(Records from a dataset)

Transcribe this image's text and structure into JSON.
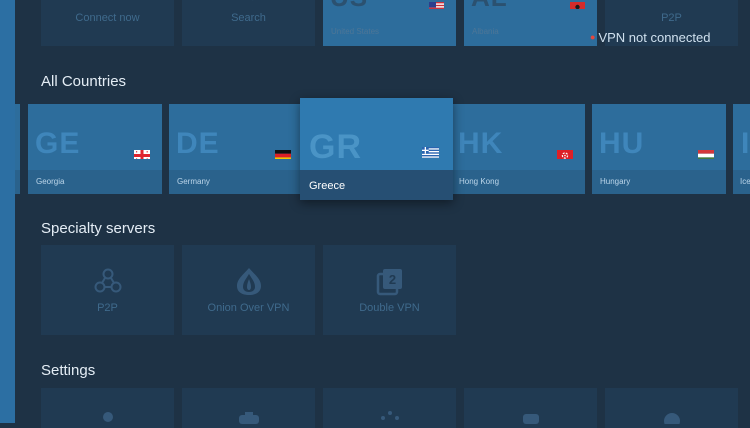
{
  "status": {
    "text": "VPN not connected",
    "dot_color": "#e8463c"
  },
  "top_row": {
    "connect_label": "Connect now",
    "search_label": "Search",
    "us": {
      "code": "US",
      "name": "United States"
    },
    "al": {
      "code": "AL",
      "name": "Albania"
    },
    "p2p_label": "P2P"
  },
  "sections": {
    "all_countries": "All Countries",
    "specialty": "Specialty servers",
    "settings": "Settings"
  },
  "countries": [
    {
      "code": "GE",
      "name": "Georgia"
    },
    {
      "code": "DE",
      "name": "Germany"
    },
    {
      "code": "GR",
      "name": "Greece"
    },
    {
      "code": "HK",
      "name": "Hong Kong"
    },
    {
      "code": "HU",
      "name": "Hungary"
    },
    {
      "code": "I",
      "name": "Ice"
    }
  ],
  "specialty": {
    "p2p": "P2P",
    "onion": "Onion Over VPN",
    "double": "Double VPN",
    "double_icon_digit": "2"
  },
  "colors": {
    "accent": "#2c6fa3",
    "selected": "#2f7ab0",
    "tile": "#2d6d9c",
    "background": "#1e3245"
  }
}
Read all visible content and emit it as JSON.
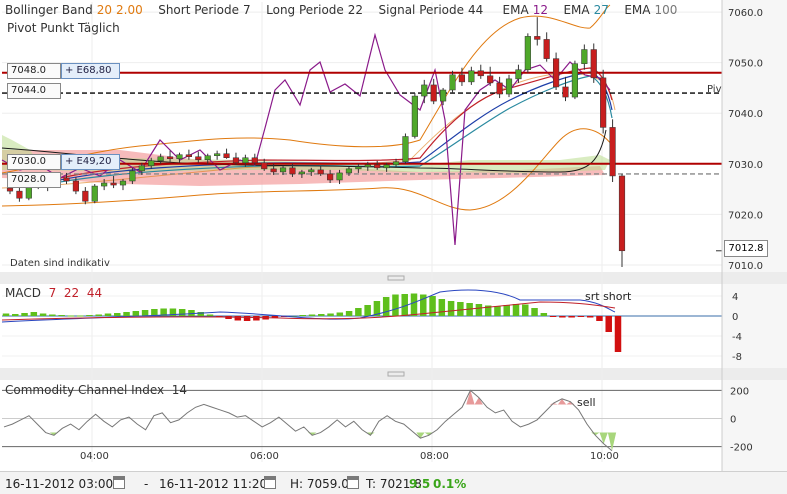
{
  "legend": {
    "bollinger_label": "Bollinger Band",
    "bollinger_p1": "20",
    "bollinger_p2": "2.00",
    "short_label": "Short Periode",
    "short_val": "7",
    "long_label": "Long Periode",
    "long_val": "22",
    "signal_label": "Signal Periode",
    "signal_val": "44",
    "ema1_label": "EMA",
    "ema1_val": "12",
    "ema2_label": "EMA",
    "ema2_val": "27",
    "ema3_label": "EMA",
    "ema3_val": "100",
    "pivot_title": "Pivot Punkt Täglich"
  },
  "notice": "Daten sind indikativ",
  "price_boxes": {
    "p7048": "7048.0",
    "e68": "+ E68,80",
    "p7044": "7044.0",
    "p7030": "7030.0",
    "e49": "+ E49,20",
    "p7028": "7028.0",
    "current": "7012.8",
    "pivot_label": "Piv"
  },
  "macd": {
    "label": "MACD",
    "v1": "7",
    "v2": "22",
    "v3": "44",
    "annotation": "srt short"
  },
  "cci": {
    "label": "Commodity Channel Index",
    "period": "14",
    "annotation": "sell"
  },
  "bottom": {
    "from": "16-11-2012 03:00",
    "dash": "-",
    "to": "16-11-2012 11:20",
    "high": "H: 7059.0",
    "low": "T: 7021.8",
    "change": "9.5",
    "pct": "0.1%"
  },
  "chart_data": {
    "type": "candlestick",
    "y_axis_ticks": [
      "7060.0",
      "7050.0",
      "7040.0",
      "7030.0",
      "7020.0",
      "7010.0"
    ],
    "ylim": [
      7009,
      7062
    ],
    "x_ticks": [
      "04:00",
      "06:00",
      "08:00",
      "10:00"
    ],
    "horizontal_levels": [
      {
        "label": "7048.0",
        "value": 7048.0,
        "color": "#b00000",
        "style": "solid"
      },
      {
        "label": "7044.0",
        "value": 7044.0,
        "color": "#000000",
        "style": "dashed"
      },
      {
        "label": "7030.0",
        "value": 7030.0,
        "color": "#b00000",
        "style": "solid"
      },
      {
        "label": "7028.0",
        "value": 7028.0,
        "color": "#888888",
        "style": "dashed"
      }
    ],
    "current_price": 7012.8,
    "candles": [
      {
        "o": 7025.2,
        "h": 7026.0,
        "l": 7024.0,
        "c": 7024.6
      },
      {
        "o": 7024.6,
        "h": 7025.8,
        "l": 7022.5,
        "c": 7023.2
      },
      {
        "o": 7023.2,
        "h": 7026.5,
        "l": 7022.8,
        "c": 7026.0
      },
      {
        "o": 7026.0,
        "h": 7027.4,
        "l": 7025.0,
        "c": 7025.4
      },
      {
        "o": 7025.4,
        "h": 7026.4,
        "l": 7024.6,
        "c": 7026.0
      },
      {
        "o": 7026.0,
        "h": 7027.8,
        "l": 7025.4,
        "c": 7027.2
      },
      {
        "o": 7027.2,
        "h": 7028.2,
        "l": 7026.0,
        "c": 7026.6
      },
      {
        "o": 7026.6,
        "h": 7027.4,
        "l": 7024.0,
        "c": 7024.6
      },
      {
        "o": 7024.6,
        "h": 7025.4,
        "l": 7022.0,
        "c": 7022.6
      },
      {
        "o": 7022.6,
        "h": 7026.0,
        "l": 7022.2,
        "c": 7025.6
      },
      {
        "o": 7025.6,
        "h": 7027.0,
        "l": 7024.8,
        "c": 7026.2
      },
      {
        "o": 7026.2,
        "h": 7027.6,
        "l": 7025.2,
        "c": 7025.8
      },
      {
        "o": 7025.8,
        "h": 7027.0,
        "l": 7024.8,
        "c": 7026.6
      },
      {
        "o": 7026.6,
        "h": 7029.2,
        "l": 7026.0,
        "c": 7028.6
      },
      {
        "o": 7028.6,
        "h": 7030.2,
        "l": 7027.8,
        "c": 7029.6
      },
      {
        "o": 7029.6,
        "h": 7031.2,
        "l": 7029.0,
        "c": 7030.6
      },
      {
        "o": 7030.6,
        "h": 7032.0,
        "l": 7030.0,
        "c": 7031.4
      },
      {
        "o": 7031.4,
        "h": 7032.6,
        "l": 7030.4,
        "c": 7031.0
      },
      {
        "o": 7031.0,
        "h": 7032.2,
        "l": 7030.2,
        "c": 7031.8
      },
      {
        "o": 7031.8,
        "h": 7032.8,
        "l": 7030.8,
        "c": 7031.4
      },
      {
        "o": 7031.4,
        "h": 7032.4,
        "l": 7030.2,
        "c": 7030.8
      },
      {
        "o": 7030.8,
        "h": 7032.0,
        "l": 7030.0,
        "c": 7031.6
      },
      {
        "o": 7031.6,
        "h": 7032.6,
        "l": 7030.8,
        "c": 7032.0
      },
      {
        "o": 7032.0,
        "h": 7033.0,
        "l": 7031.0,
        "c": 7031.2
      },
      {
        "o": 7031.2,
        "h": 7032.2,
        "l": 7029.8,
        "c": 7030.2
      },
      {
        "o": 7030.2,
        "h": 7031.8,
        "l": 7029.4,
        "c": 7031.2
      },
      {
        "o": 7031.2,
        "h": 7032.0,
        "l": 7029.8,
        "c": 7030.2
      },
      {
        "o": 7030.2,
        "h": 7031.0,
        "l": 7028.6,
        "c": 7029.0
      },
      {
        "o": 7029.0,
        "h": 7030.0,
        "l": 7027.8,
        "c": 7028.4
      },
      {
        "o": 7028.4,
        "h": 7029.6,
        "l": 7027.8,
        "c": 7029.2
      },
      {
        "o": 7029.2,
        "h": 7030.0,
        "l": 7027.4,
        "c": 7028.0
      },
      {
        "o": 7028.0,
        "h": 7028.8,
        "l": 7027.2,
        "c": 7028.4
      },
      {
        "o": 7028.4,
        "h": 7029.2,
        "l": 7027.6,
        "c": 7028.8
      },
      {
        "o": 7028.8,
        "h": 7029.6,
        "l": 7027.6,
        "c": 7028.0
      },
      {
        "o": 7028.0,
        "h": 7028.8,
        "l": 7026.2,
        "c": 7026.8
      },
      {
        "o": 7026.8,
        "h": 7028.8,
        "l": 7026.0,
        "c": 7028.2
      },
      {
        "o": 7028.2,
        "h": 7029.4,
        "l": 7027.6,
        "c": 7029.0
      },
      {
        "o": 7029.0,
        "h": 7030.0,
        "l": 7028.2,
        "c": 7029.4
      },
      {
        "o": 7029.4,
        "h": 7030.4,
        "l": 7028.6,
        "c": 7029.8
      },
      {
        "o": 7029.8,
        "h": 7030.6,
        "l": 7028.8,
        "c": 7029.2
      },
      {
        "o": 7029.2,
        "h": 7030.2,
        "l": 7028.4,
        "c": 7029.8
      },
      {
        "o": 7029.8,
        "h": 7031.0,
        "l": 7029.2,
        "c": 7030.4
      },
      {
        "o": 7030.4,
        "h": 7036.0,
        "l": 7030.0,
        "c": 7035.4
      },
      {
        "o": 7035.4,
        "h": 7044.0,
        "l": 7035.0,
        "c": 7043.4
      },
      {
        "o": 7043.4,
        "h": 7046.6,
        "l": 7042.0,
        "c": 7045.6
      },
      {
        "o": 7045.6,
        "h": 7046.8,
        "l": 7041.8,
        "c": 7042.4
      },
      {
        "o": 7042.4,
        "h": 7045.0,
        "l": 7041.6,
        "c": 7044.6
      },
      {
        "o": 7044.6,
        "h": 7048.4,
        "l": 7044.0,
        "c": 7047.6
      },
      {
        "o": 7047.6,
        "h": 7049.0,
        "l": 7045.4,
        "c": 7046.2
      },
      {
        "o": 7046.2,
        "h": 7049.2,
        "l": 7045.6,
        "c": 7048.4
      },
      {
        "o": 7048.4,
        "h": 7049.6,
        "l": 7046.8,
        "c": 7047.4
      },
      {
        "o": 7047.4,
        "h": 7049.2,
        "l": 7045.4,
        "c": 7046.0
      },
      {
        "o": 7046.0,
        "h": 7047.2,
        "l": 7043.0,
        "c": 7043.8
      },
      {
        "o": 7043.8,
        "h": 7047.6,
        "l": 7043.2,
        "c": 7046.8
      },
      {
        "o": 7046.8,
        "h": 7049.6,
        "l": 7046.0,
        "c": 7048.6
      },
      {
        "o": 7048.6,
        "h": 7055.8,
        "l": 7048.0,
        "c": 7055.2
      },
      {
        "o": 7055.2,
        "h": 7059.0,
        "l": 7053.4,
        "c": 7054.6
      },
      {
        "o": 7054.6,
        "h": 7056.0,
        "l": 7050.2,
        "c": 7050.8
      },
      {
        "o": 7050.8,
        "h": 7052.0,
        "l": 7044.6,
        "c": 7045.2
      },
      {
        "o": 7045.2,
        "h": 7047.2,
        "l": 7042.4,
        "c": 7043.2
      },
      {
        "o": 7043.2,
        "h": 7050.4,
        "l": 7042.8,
        "c": 7049.8
      },
      {
        "o": 7049.8,
        "h": 7053.6,
        "l": 7048.6,
        "c": 7052.6
      },
      {
        "o": 7052.6,
        "h": 7053.8,
        "l": 7046.0,
        "c": 7047.0
      },
      {
        "o": 7047.0,
        "h": 7048.6,
        "l": 7036.0,
        "c": 7037.2
      },
      {
        "o": 7037.2,
        "h": 7038.8,
        "l": 7026.4,
        "c": 7027.6
      },
      {
        "o": 7027.6,
        "h": 7028.0,
        "l": 7009.6,
        "c": 7012.8
      }
    ],
    "macd_axis_ticks": [
      "4",
      "0",
      "-4",
      "-8"
    ],
    "macd_ylim": [
      -10,
      6
    ],
    "macd_hist": [
      0.5,
      0.4,
      0.6,
      0.8,
      0.5,
      0.3,
      0.2,
      0.1,
      0.1,
      0.2,
      0.3,
      0.5,
      0.6,
      0.8,
      1.0,
      1.2,
      1.4,
      1.5,
      1.5,
      1.4,
      1.2,
      0.8,
      0.3,
      -0.2,
      -0.6,
      -0.9,
      -1.0,
      -0.9,
      -0.7,
      -0.4,
      -0.2,
      0.0,
      0.2,
      0.3,
      0.4,
      0.5,
      0.7,
      1.0,
      1.6,
      2.2,
      3.0,
      3.8,
      4.3,
      4.4,
      4.5,
      4.3,
      4.0,
      3.4,
      3.0,
      2.8,
      2.6,
      2.4,
      2.1,
      2.0,
      2.2,
      2.4,
      2.3,
      1.6,
      0.6,
      -0.2,
      -0.3,
      -0.3,
      -0.1,
      -0.3,
      -1.0,
      -3.2,
      -7.2
    ],
    "cci_axis_ticks": [
      "200",
      "0",
      "-200"
    ],
    "cci_ylim": [
      -260,
      260
    ],
    "cci": [
      -60,
      -40,
      -10,
      20,
      -40,
      -100,
      -120,
      -70,
      -40,
      -80,
      -20,
      30,
      -20,
      -60,
      -10,
      10,
      -40,
      -80,
      20,
      40,
      -30,
      -10,
      40,
      80,
      100,
      80,
      60,
      40,
      10,
      20,
      -20,
      -60,
      -30,
      10,
      -40,
      -90,
      -60,
      -120,
      -100,
      -60,
      -10,
      -60,
      -20,
      -80,
      -120,
      -20,
      20,
      -20,
      -40,
      -90,
      -140,
      -120,
      -80,
      -20,
      30,
      80,
      200,
      150,
      80,
      40,
      60,
      -20,
      -60,
      -40,
      -10,
      50,
      110,
      140,
      120,
      60,
      -40,
      -120,
      -180,
      -230
    ],
    "cci_note": "sell"
  }
}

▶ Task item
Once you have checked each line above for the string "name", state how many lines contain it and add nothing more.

▶ Output of the exercise
8